* _TASK PROMPT_
Return the data below exactly as given, except for the images.

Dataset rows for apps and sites
══════

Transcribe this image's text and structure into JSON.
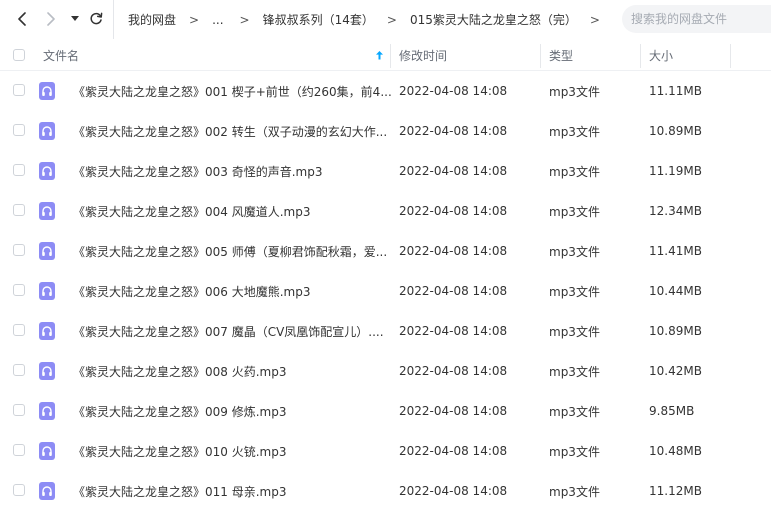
{
  "nav": {
    "back_icon": "chevron-left-icon",
    "forward_icon": "chevron-right-icon",
    "history_icon": "caret-down-icon",
    "refresh_icon": "refresh-icon"
  },
  "breadcrumb": {
    "items": [
      "我的网盘",
      "...",
      "锋叔叔系列（14套）",
      "015紫灵大陆之龙皇之怒（完）"
    ],
    "separator": ">"
  },
  "search": {
    "placeholder": "搜索我的网盘文件"
  },
  "columns": {
    "name": "文件名",
    "sort_icon": "sort-up-arrow-icon",
    "modified": "修改时间",
    "type": "类型",
    "size": "大小"
  },
  "colors": {
    "accent": "#06a7ff",
    "file_icon": "#8d8cf5"
  },
  "files": [
    {
      "name": "《紫灵大陆之龙皇之怒》001 楔子+前世（约260集，前4...",
      "modified": "2022-04-08 14:08",
      "type": "mp3文件",
      "size": "11.11MB"
    },
    {
      "name": "《紫灵大陆之龙皇之怒》002 转生（双子动漫的玄幻大作...",
      "modified": "2022-04-08 14:08",
      "type": "mp3文件",
      "size": "10.89MB"
    },
    {
      "name": "《紫灵大陆之龙皇之怒》003 奇怪的声音.mp3",
      "modified": "2022-04-08 14:08",
      "type": "mp3文件",
      "size": "11.19MB"
    },
    {
      "name": "《紫灵大陆之龙皇之怒》004 风魔道人.mp3",
      "modified": "2022-04-08 14:08",
      "type": "mp3文件",
      "size": "12.34MB"
    },
    {
      "name": "《紫灵大陆之龙皇之怒》005 师傅（夏柳君饰配秋霜，爱...",
      "modified": "2022-04-08 14:08",
      "type": "mp3文件",
      "size": "11.41MB"
    },
    {
      "name": "《紫灵大陆之龙皇之怒》006 大地魔熊.mp3",
      "modified": "2022-04-08 14:08",
      "type": "mp3文件",
      "size": "10.44MB"
    },
    {
      "name": "《紫灵大陆之龙皇之怒》007 魔晶（CV凤凰饰配宣儿）....",
      "modified": "2022-04-08 14:08",
      "type": "mp3文件",
      "size": "10.89MB"
    },
    {
      "name": "《紫灵大陆之龙皇之怒》008 火药.mp3",
      "modified": "2022-04-08 14:08",
      "type": "mp3文件",
      "size": "10.42MB"
    },
    {
      "name": "《紫灵大陆之龙皇之怒》009 修炼.mp3",
      "modified": "2022-04-08 14:08",
      "type": "mp3文件",
      "size": "9.85MB"
    },
    {
      "name": "《紫灵大陆之龙皇之怒》010 火铳.mp3",
      "modified": "2022-04-08 14:08",
      "type": "mp3文件",
      "size": "10.48MB"
    },
    {
      "name": "《紫灵大陆之龙皇之怒》011 母亲.mp3",
      "modified": "2022-04-08 14:08",
      "type": "mp3文件",
      "size": "11.12MB"
    }
  ]
}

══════

* _RESPONSE FOR THIS EXERCISE_
Transcribe this image's text and structure into JSON.
{
  "nav": {
    "back_icon": "chevron-left-icon",
    "forward_icon": "chevron-right-icon",
    "history_icon": "caret-down-icon",
    "refresh_icon": "refresh-icon"
  },
  "breadcrumb": {
    "items": [
      "我的网盘",
      "...",
      "锋叔叔系列（14套）",
      "015紫灵大陆之龙皇之怒（完）"
    ],
    "separator": ">"
  },
  "search": {
    "placeholder": "搜索我的网盘文件"
  },
  "columns": {
    "name": "文件名",
    "sort_icon": "sort-up-arrow-icon",
    "modified": "修改时间",
    "type": "类型",
    "size": "大小"
  },
  "colors": {
    "accent": "#06a7ff",
    "file_icon": "#8d8cf5"
  },
  "files": [
    {
      "name": "《紫灵大陆之龙皇之怒》001 楔子+前世（约260集，前4...",
      "modified": "2022-04-08 14:08",
      "type": "mp3文件",
      "size": "11.11MB"
    },
    {
      "name": "《紫灵大陆之龙皇之怒》002 转生（双子动漫的玄幻大作...",
      "modified": "2022-04-08 14:08",
      "type": "mp3文件",
      "size": "10.89MB"
    },
    {
      "name": "《紫灵大陆之龙皇之怒》003 奇怪的声音.mp3",
      "modified": "2022-04-08 14:08",
      "type": "mp3文件",
      "size": "11.19MB"
    },
    {
      "name": "《紫灵大陆之龙皇之怒》004 风魔道人.mp3",
      "modified": "2022-04-08 14:08",
      "type": "mp3文件",
      "size": "12.34MB"
    },
    {
      "name": "《紫灵大陆之龙皇之怒》005 师傅（夏柳君饰配秋霜，爱...",
      "modified": "2022-04-08 14:08",
      "type": "mp3文件",
      "size": "11.41MB"
    },
    {
      "name": "《紫灵大陆之龙皇之怒》006 大地魔熊.mp3",
      "modified": "2022-04-08 14:08",
      "type": "mp3文件",
      "size": "10.44MB"
    },
    {
      "name": "《紫灵大陆之龙皇之怒》007 魔晶（CV凤凰饰配宣儿）....",
      "modified": "2022-04-08 14:08",
      "type": "mp3文件",
      "size": "10.89MB"
    },
    {
      "name": "《紫灵大陆之龙皇之怒》008 火药.mp3",
      "modified": "2022-04-08 14:08",
      "type": "mp3文件",
      "size": "10.42MB"
    },
    {
      "name": "《紫灵大陆之龙皇之怒》009 修炼.mp3",
      "modified": "2022-04-08 14:08",
      "type": "mp3文件",
      "size": "9.85MB"
    },
    {
      "name": "《紫灵大陆之龙皇之怒》010 火铳.mp3",
      "modified": "2022-04-08 14:08",
      "type": "mp3文件",
      "size": "10.48MB"
    },
    {
      "name": "《紫灵大陆之龙皇之怒》011 母亲.mp3",
      "modified": "2022-04-08 14:08",
      "type": "mp3文件",
      "size": "11.12MB"
    }
  ]
}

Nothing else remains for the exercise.